Story: Identical twin sons are born to a merchant of Syracuse on the same day that identical twin sons are born to a poor woman in the same city. The merchant then purchases the woman’s children as slaves for his sons. On a voyage shortly thereafter, the merchant and one of his sons and one of the slaves are separated from the merchant’s family, whom they do not see again.
Years later, the grown Antipholus of Syracuse and his slave Dromio arrive in Ephesus, the latest of many places they’ve visited in search of their missing brothers. As weird events begin to happen to them in Ephesus, being accused of being places they didn’t visit or doing things they didn’t do, they attribute the strange goings-on to witchcraft.
Meanwhile, Antipholus of Ephesus and his slave Dromio are unwittingly part of the bizarre proceedings. Further, the former’s wife, Adriana, is convinced that he is cheating on her, something exacerbated when Antipholus of Syracuse meets and falls in love with Adriana’s sister, Luciana. Will the truth be learned before jealousy or anger results in more tragic consequences?
Highlights: Director Jef Awada and his colleague, ‘metteur en scene’ Alec Wild, have whittled this St. Louis Shakespeare production of The Comedy of Errors down into a lean, 70-minute, one-act version of The Bard’s famous heaping of silliness about mistaken identities, with amusing results.
Featuring a cast of just eight performers, with four of those in minor roles, Awada’s direction is a fast-forward romp of mirth that accentuates Wild’s delightful experiment with brevity. It is indeed the soul of wit in this witty, speedy rendition.

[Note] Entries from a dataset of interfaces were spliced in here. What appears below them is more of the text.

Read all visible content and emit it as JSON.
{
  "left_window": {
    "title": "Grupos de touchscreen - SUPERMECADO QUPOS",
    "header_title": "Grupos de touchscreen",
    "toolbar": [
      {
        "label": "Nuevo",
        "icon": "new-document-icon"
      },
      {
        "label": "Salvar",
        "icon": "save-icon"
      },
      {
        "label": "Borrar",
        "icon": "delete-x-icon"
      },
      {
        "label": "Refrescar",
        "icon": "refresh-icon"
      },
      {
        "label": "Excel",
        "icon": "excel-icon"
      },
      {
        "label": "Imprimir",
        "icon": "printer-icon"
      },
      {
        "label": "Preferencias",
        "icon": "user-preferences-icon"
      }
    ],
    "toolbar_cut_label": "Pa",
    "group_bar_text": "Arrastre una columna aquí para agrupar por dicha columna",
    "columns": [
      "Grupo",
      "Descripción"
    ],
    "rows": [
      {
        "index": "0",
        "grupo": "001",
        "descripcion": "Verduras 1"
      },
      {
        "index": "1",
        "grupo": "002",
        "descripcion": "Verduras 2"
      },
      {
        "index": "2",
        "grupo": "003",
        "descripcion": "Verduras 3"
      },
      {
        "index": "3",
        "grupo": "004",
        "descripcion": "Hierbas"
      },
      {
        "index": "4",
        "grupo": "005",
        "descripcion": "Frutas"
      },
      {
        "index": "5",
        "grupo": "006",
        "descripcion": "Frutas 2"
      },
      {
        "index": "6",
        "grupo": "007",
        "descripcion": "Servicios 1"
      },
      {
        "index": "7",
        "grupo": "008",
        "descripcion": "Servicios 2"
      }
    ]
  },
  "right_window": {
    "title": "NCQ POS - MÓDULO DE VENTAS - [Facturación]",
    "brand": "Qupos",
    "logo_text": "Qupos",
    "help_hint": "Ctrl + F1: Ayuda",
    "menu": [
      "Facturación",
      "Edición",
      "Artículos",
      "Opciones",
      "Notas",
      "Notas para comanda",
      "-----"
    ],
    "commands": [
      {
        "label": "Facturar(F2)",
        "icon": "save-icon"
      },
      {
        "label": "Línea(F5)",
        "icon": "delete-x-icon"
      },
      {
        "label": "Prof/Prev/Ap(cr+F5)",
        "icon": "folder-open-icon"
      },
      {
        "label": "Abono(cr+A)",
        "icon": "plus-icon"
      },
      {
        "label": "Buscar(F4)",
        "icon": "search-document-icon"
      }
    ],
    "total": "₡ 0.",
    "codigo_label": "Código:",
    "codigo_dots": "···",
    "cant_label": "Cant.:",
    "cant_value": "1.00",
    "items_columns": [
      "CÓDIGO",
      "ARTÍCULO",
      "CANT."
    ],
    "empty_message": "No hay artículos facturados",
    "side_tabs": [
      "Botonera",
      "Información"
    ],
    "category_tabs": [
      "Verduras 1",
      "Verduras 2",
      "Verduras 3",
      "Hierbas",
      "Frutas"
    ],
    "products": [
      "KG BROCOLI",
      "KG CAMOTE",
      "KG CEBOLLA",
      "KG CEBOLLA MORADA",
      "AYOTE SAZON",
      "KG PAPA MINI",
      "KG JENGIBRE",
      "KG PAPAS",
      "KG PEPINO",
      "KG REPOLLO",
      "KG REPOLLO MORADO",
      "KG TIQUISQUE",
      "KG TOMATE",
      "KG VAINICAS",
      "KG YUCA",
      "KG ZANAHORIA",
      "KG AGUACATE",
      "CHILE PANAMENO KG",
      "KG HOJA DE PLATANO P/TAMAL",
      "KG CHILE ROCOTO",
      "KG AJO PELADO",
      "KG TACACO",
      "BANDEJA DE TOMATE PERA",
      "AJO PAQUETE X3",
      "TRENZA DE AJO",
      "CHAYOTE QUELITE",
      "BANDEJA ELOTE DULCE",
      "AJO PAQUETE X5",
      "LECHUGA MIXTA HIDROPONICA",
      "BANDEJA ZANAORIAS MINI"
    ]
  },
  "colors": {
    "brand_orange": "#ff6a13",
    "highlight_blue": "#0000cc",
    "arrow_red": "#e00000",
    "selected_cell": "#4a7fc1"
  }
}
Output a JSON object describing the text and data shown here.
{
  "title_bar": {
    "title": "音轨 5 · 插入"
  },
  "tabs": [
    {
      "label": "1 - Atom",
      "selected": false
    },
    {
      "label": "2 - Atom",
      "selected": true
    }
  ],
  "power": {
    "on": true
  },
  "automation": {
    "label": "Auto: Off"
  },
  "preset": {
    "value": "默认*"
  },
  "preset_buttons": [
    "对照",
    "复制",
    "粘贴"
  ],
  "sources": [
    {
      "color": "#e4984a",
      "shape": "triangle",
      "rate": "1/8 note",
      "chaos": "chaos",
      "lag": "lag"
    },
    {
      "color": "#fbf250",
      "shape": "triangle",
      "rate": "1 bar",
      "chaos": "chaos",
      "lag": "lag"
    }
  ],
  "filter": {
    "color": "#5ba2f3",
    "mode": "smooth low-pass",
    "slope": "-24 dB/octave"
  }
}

Other Info: Less is certainly more with this production, which plays out on a Spartan set designed by George Spelvin. Four movable white pieces, three of which contain ladders and the fourth a double-door, are all the building materials required for the cast to engage their collective imagination. Given the abbreviated performance time as well as the inherent anarchy in the plot, it works seamlessly.
Also contributing to the show’s technical presentation are lighting designer Shelby Loera, sound designer Harrington James, properties designer Krista Tettaton and costume designer Felia Davenport. Their efforts blend together to keep the mood festive and upbeat.
Ben Watts is at his merry, manic best as the understandably confused Dromios, even referring to ‘The Comedy of Terrors’ at the show’s introduction to indicate the twin Dromios’ tenuous grasp of events. Watts glides gracefully on and around the mobile set, setting up scenes with dexterous delight while maintaining a look of ongoing bewilderment.
Christopher LaBanca is suitably haughty as Antipholus of Ephesus and a gallant gentleman as the smitten Antipholus of Syracuse. He’s particularly amusing as Antipholus of Ephesus in a scene with Andrew Kuhlman as a goldsmith determined to be paid for a locket he’s given to Antipholus of Syracuse, whom he’s unknowingly mistaken for Antipholus of Ephesus. Well, who wouldn’t be?
Maggie Conroy displays fine comic flair as the annoyed and highly spirited Adriana, while Julia Crump does nicely as Adriana’s flattered but dutiful sister Luciana. In addition to Kuhlman, supporting players include Nikki Lott as the abbess who protects the bewildered Syracusans, Shane Bosillo as the crackpot Dr. Pinch and Andrew Rea as an officer summoned by the goldsmith amidst the confusion over receiving payment for the locket.
This may not be the best approach to Shakespeare for purists, with several characters entirely omitted. St. Louis Shakespeare’s truncated and trippy Comedy of Errors, however, does offer a delightful approach to a consistently confusing comedy.
Play: The Comedy of Errors
Company: St. Louis Shakespeare
Venue: Florissant Civic Center Theatre, 1 James Eagan Drive, Waterford at Parker Road
Dates: October 24, 25, 26
Tickets: $15-$25; contact 361-5664, 800-838-3006 or brownpapertickets.com
Rating: A 4 on a scale of 1-to-5.
Photos courtesy of Kim Carlson